What the task requires:
Every line below needs to be reproduced exactly.

Source information:
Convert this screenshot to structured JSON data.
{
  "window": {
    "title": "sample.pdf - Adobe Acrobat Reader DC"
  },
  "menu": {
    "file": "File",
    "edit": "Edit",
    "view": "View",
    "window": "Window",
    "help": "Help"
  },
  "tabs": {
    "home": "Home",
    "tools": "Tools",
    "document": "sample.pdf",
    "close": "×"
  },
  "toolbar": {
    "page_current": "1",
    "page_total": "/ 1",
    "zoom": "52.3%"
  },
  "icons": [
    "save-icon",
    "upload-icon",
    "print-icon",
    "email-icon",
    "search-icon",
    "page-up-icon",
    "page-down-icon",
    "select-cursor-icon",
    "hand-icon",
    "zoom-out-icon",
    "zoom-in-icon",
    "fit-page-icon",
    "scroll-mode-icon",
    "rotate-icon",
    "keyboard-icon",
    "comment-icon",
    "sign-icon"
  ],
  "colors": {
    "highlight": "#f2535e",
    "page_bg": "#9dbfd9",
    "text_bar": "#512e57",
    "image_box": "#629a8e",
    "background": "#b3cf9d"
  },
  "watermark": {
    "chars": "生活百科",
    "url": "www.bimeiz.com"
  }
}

Task response:
Convert this screenshot to structured JSON data.
{
  "window": {
    "title": "sample.pdf - Adobe Acrobat Reader DC"
  },
  "menu": {
    "file": "File",
    "edit": "Edit",
    "view": "View",
    "window": "Window",
    "help": "Help"
  },
  "tabs": {
    "home": "Home",
    "tools": "Tools",
    "document": "sample.pdf",
    "close": "×"
  },
  "toolbar": {
    "page_current": "1",
    "page_total": "/ 1",
    "zoom": "52.3%"
  },
  "icons": [
    "save-icon",
    "upload-icon",
    "print-icon",
    "email-icon",
    "search-icon",
    "page-up-icon",
    "page-down-icon",
    "select-cursor-icon",
    "hand-icon",
    "zoom-out-icon",
    "zoom-in-icon",
    "fit-page-icon",
    "scroll-mode-icon",
    "rotate-icon",
    "keyboard-icon",
    "comment-icon",
    "sign-icon"
  ],
  "colors": {
    "highlight": "#f2535e",
    "page_bg": "#9dbfd9",
    "text_bar": "#512e57",
    "image_box": "#629a8e",
    "background": "#b3cf9d"
  },
  "watermark": {
    "chars": "生活百科",
    "url": "www.bimeiz.com"
  }
}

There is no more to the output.